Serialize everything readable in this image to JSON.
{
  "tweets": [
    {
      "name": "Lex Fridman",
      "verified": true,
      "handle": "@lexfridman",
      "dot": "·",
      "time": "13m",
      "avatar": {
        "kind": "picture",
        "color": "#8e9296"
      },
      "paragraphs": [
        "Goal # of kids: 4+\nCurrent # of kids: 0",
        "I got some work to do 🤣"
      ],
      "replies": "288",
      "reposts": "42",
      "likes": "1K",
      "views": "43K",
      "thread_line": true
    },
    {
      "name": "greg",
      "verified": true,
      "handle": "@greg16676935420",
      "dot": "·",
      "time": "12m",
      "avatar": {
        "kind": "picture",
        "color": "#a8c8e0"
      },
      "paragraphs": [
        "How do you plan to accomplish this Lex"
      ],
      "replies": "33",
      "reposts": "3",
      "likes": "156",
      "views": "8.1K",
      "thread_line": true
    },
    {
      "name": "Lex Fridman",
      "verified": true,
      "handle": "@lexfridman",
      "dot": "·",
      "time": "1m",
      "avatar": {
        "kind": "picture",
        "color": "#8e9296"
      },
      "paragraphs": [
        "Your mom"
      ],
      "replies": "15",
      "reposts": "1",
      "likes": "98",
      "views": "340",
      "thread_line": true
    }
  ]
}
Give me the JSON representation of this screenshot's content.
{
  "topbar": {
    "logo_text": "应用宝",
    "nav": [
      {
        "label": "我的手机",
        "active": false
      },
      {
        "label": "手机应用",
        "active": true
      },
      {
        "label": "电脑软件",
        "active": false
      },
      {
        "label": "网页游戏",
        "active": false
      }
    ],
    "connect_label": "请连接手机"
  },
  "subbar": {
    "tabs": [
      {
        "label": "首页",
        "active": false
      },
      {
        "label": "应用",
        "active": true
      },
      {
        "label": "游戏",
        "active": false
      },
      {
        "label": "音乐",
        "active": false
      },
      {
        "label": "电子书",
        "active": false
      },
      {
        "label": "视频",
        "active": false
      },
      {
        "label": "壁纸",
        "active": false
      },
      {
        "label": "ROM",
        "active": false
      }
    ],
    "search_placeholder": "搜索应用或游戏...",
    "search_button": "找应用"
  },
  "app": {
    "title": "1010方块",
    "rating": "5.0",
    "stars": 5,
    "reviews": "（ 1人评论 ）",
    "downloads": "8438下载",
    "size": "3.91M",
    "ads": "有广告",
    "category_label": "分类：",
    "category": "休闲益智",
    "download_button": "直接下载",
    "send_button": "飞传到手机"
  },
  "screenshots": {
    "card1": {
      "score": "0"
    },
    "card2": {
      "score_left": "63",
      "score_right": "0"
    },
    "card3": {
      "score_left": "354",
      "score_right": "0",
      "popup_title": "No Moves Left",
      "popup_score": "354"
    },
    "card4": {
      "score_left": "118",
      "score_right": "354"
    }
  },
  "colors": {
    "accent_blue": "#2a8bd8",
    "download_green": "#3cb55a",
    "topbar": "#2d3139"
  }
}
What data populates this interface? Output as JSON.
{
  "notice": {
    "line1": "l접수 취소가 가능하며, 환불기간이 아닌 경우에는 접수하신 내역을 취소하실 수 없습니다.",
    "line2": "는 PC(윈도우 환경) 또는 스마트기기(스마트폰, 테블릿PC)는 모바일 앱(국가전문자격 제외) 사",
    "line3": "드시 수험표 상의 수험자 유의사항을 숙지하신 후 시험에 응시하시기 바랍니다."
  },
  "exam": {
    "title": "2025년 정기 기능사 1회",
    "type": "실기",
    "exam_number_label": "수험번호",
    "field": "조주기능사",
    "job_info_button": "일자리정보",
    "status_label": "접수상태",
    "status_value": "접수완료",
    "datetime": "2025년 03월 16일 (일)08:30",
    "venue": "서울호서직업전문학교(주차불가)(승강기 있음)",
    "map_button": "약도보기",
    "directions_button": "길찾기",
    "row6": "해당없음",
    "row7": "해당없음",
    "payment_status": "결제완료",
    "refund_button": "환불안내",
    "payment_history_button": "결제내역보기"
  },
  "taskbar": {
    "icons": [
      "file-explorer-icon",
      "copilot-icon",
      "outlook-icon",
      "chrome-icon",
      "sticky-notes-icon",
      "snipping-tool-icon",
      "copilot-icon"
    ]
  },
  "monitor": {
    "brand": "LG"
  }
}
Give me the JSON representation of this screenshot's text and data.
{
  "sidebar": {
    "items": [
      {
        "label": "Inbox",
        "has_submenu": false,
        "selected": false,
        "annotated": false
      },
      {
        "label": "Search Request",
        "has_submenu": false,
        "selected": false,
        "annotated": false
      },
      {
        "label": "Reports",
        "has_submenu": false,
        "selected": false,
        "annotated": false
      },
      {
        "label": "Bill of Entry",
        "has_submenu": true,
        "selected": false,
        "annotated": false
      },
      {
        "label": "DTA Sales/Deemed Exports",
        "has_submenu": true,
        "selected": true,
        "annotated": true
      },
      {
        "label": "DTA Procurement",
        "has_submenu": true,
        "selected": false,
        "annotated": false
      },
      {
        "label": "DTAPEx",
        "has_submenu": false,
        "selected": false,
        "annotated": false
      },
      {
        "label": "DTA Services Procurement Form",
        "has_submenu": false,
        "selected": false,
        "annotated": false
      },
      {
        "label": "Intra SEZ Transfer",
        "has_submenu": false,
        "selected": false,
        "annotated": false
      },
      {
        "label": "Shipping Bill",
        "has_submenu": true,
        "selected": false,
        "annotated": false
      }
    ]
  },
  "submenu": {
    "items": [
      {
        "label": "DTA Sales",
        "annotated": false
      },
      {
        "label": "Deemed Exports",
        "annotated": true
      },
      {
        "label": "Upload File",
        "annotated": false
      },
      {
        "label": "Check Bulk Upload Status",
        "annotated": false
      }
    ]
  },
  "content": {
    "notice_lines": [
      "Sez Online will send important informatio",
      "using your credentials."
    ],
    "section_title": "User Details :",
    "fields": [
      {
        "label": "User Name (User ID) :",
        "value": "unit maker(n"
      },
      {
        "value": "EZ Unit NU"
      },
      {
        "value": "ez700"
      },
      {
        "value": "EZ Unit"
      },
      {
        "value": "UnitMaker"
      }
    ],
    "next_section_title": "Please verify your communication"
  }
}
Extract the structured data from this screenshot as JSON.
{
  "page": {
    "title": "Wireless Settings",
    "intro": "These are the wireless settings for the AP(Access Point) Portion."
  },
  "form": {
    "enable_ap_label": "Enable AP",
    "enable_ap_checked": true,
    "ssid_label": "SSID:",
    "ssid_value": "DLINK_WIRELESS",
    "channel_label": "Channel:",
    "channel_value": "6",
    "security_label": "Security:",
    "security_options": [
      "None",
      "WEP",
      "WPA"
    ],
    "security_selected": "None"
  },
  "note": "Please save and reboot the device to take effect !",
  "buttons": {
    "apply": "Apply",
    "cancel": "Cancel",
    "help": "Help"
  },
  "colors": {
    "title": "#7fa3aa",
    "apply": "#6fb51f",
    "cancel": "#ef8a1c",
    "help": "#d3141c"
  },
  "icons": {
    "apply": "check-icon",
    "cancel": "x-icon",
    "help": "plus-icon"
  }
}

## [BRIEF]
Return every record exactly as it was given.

## [ANSWER FOR THIS EXERCISE]
Serialize everything readable in this image to JSON.
{
  "tweets": [
    {
      "name": "Lex Fridman",
      "verified": true,
      "handle": "@lexfridman",
      "dot": "·",
      "time": "13m",
      "avatar": {
        "kind": "picture",
        "color": "#8e9296"
      },
      "paragraphs": [
        "Goal # of kids: 4+\nCurrent # of kids: 0",
        "I got some work to do 🤣"
      ],
      "replies": "288",
      "reposts": "42",
      "likes": "1K",
      "views": "43K",
      "thread_line": true
    },
    {
      "name": "greg",
      "verified": true,
      "handle": "@greg16676935420",
      "dot": "·",
      "time": "12m",
      "avatar": {
        "kind": "picture",
        "color": "#a8c8e0"
      },
      "paragraphs": [
        "How do you plan to accomplish this Lex"
      ],
      "replies": "33",
      "reposts": "3",
      "likes": "156",
      "views": "8.1K",
      "thread_line": true
    },
    {
      "name": "Lex Fridman",
      "verified": true,
      "handle": "@lexfridman",
      "dot": "·",
      "time": "1m",
      "avatar": {
        "kind": "picture",
        "color": "#8e9296"
      },
      "paragraphs": [
        "Your mom"
      ],
      "replies": "15",
      "reposts": "1",
      "likes": "98",
      "views": "340",
      "thread_line": true
    }
  ]
}
Give me the JSON representation of this screenshot's content.
{
  "topbar": {
    "logo_text": "应用宝",
    "nav": [
      {
        "label": "我的手机",
        "active": false
      },
      {
        "label": "手机应用",
        "active": true
      },
      {
        "label": "电脑软件",
        "active": false
      },
      {
        "label": "网页游戏",
        "active": false
      }
    ],
    "connect_label": "请连接手机"
  },
  "subbar": {
    "tabs": [
      {
        "label": "首页",
        "active": false
      },
      {
        "label": "应用",
        "active": true
      },
      {
        "label": "游戏",
        "active": false
      },
      {
        "label": "音乐",
        "active": false
      },
      {
        "label": "电子书",
        "active": false
      },
      {
        "label": "视频",
        "active": false
      },
      {
        "label": "壁纸",
        "active": false
      },
      {
        "label": "ROM",
        "active": false
      }
    ],
    "search_placeholder": "搜索应用或游戏...",
    "search_button": "找应用"
  },
  "app": {
    "title": "1010方块",
    "rating": "5.0",
    "stars": 5,
    "reviews": "（ 1人评论 ）",
    "downloads": "8438下载",
    "size": "3.91M",
    "ads": "有广告",
    "category_label": "分类：",
    "category": "休闲益智",
    "download_button": "直接下载",
    "send_button": "飞传到手机"
  },
  "screenshots": {
    "card1": {
      "score": "0"
    },
    "card2": {
      "score_left": "63",
      "score_right": "0"
    },
    "card3": {
      "score_left": "354",
      "score_right": "0",
      "popup_title": "No Moves Left",
      "popup_score": "354"
    },
    "card4": {
      "score_left": "118",
      "score_right": "354"
    }
  },
  "colors": {
    "accent_blue": "#2a8bd8",
    "download_green": "#3cb55a",
    "topbar": "#2d3139"
  }
}
What data populates this interface? Output as JSON.
{
  "notice": {
    "line1": "l접수 취소가 가능하며, 환불기간이 아닌 경우에는 접수하신 내역을 취소하실 수 없습니다.",
    "line2": "는 PC(윈도우 환경) 또는 스마트기기(스마트폰, 테블릿PC)는 모바일 앱(국가전문자격 제외) 사",
    "line3": "드시 수험표 상의 수험자 유의사항을 숙지하신 후 시험에 응시하시기 바랍니다."
  },
  "exam": {
    "title": "2025년 정기 기능사 1회",
    "type": "실기",
    "exam_number_label": "수험번호",
    "field": "조주기능사",
    "job_info_button": "일자리정보",
    "status_label": "접수상태",
    "status_value": "접수완료",
    "datetime": "2025년 03월 16일 (일)08:30",
    "venue": "서울호서직업전문학교(주차불가)(승강기 있음)",
    "map_button": "약도보기",
    "directions_button": "길찾기",
    "row6": "해당없음",
    "row7": "해당없음",
    "payment_status": "결제완료",
    "refund_button": "환불안내",
    "payment_history_button": "결제내역보기"
  },
  "taskbar": {
    "icons": [
      "file-explorer-icon",
      "copilot-icon",
      "outlook-icon",
      "chrome-icon",
      "sticky-notes-icon",
      "snipping-tool-icon",
      "copilot-icon"
    ]
  },
  "monitor": {
    "brand": "LG"
  }
}
Give me the JSON representation of this screenshot's text and data.
{
  "sidebar": {
    "items": [
      {
        "label": "Inbox",
        "has_submenu": false,
        "selected": false,
        "annotated": false
      },
      {
        "label": "Search Request",
        "has_submenu": false,
        "selected": false,
        "annotated": false
      },
      {
        "label": "Reports",
        "has_submenu": false,
        "selected": false,
        "annotated": false
      },
      {
        "label": "Bill of Entry",
        "has_submenu": true,
        "selected": false,
        "annotated": false
      },
      {
        "label": "DTA Sales/Deemed Exports",
        "has_submenu": true,
        "selected": true,
        "annotated": true
      },
      {
        "label": "DTA Procurement",
        "has_submenu": true,
        "selected": false,
        "annotated": false
      },
      {
        "label": "DTAPEx",
        "has_submenu": false,
        "selected": false,
        "annotated": false
      },
      {
        "label": "DTA Services Procurement Form",
        "has_submenu": false,
        "selected": false,
        "annotated": false
      },
      {
        "label": "Intra SEZ Transfer",
        "has_submenu": false,
        "selected": false,
        "annotated": false
      },
      {
        "label": "Shipping Bill",
        "has_submenu": true,
        "selected": false,
        "annotated": false
      }
    ]
  },
  "submenu": {
    "items": [
      {
        "label": "DTA Sales",
        "annotated": false
      },
      {
        "label": "Deemed Exports",
        "annotated": true
      },
      {
        "label": "Upload File",
        "annotated": false
      },
      {
        "label": "Check Bulk Upload Status",
        "annotated": false
      }
    ]
  },
  "content": {
    "notice_lines": [
      "Sez Online will send important informatio",
      "using your credentials."
    ],
    "section_title": "User Details :",
    "fields": [
      {
        "label": "User Name (User ID) :",
        "value": "unit maker(n"
      },
      {
        "value": "EZ Unit NU"
      },
      {
        "value": "ez700"
      },
      {
        "value": "EZ Unit"
      },
      {
        "value": "UnitMaker"
      }
    ],
    "next_section_title": "Please verify your communication"
  }
}
Extract the structured data from this screenshot as JSON.
{
  "page": {
    "title": "Wireless Settings",
    "intro": "These are the wireless settings for the AP(Access Point) Portion."
  },
  "form": {
    "enable_ap_label": "Enable AP",
    "enable_ap_checked": true,
    "ssid_label": "SSID:",
    "ssid_value": "DLINK_WIRELESS",
    "channel_label": "Channel:",
    "channel_value": "6",
    "security_label": "Security:",
    "security_options": [
      "None",
      "WEP",
      "WPA"
    ],
    "security_selected": "None"
  },
  "note": "Please save and reboot the device to take effect !",
  "buttons": {
    "apply": "Apply",
    "cancel": "Cancel",
    "help": "Help"
  },
  "colors": {
    "title": "#7fa3aa",
    "apply": "#6fb51f",
    "cancel": "#ef8a1c",
    "help": "#d3141c"
  },
  "icons": {
    "apply": "check-icon",
    "cancel": "x-icon",
    "help": "plus-icon"
  }
}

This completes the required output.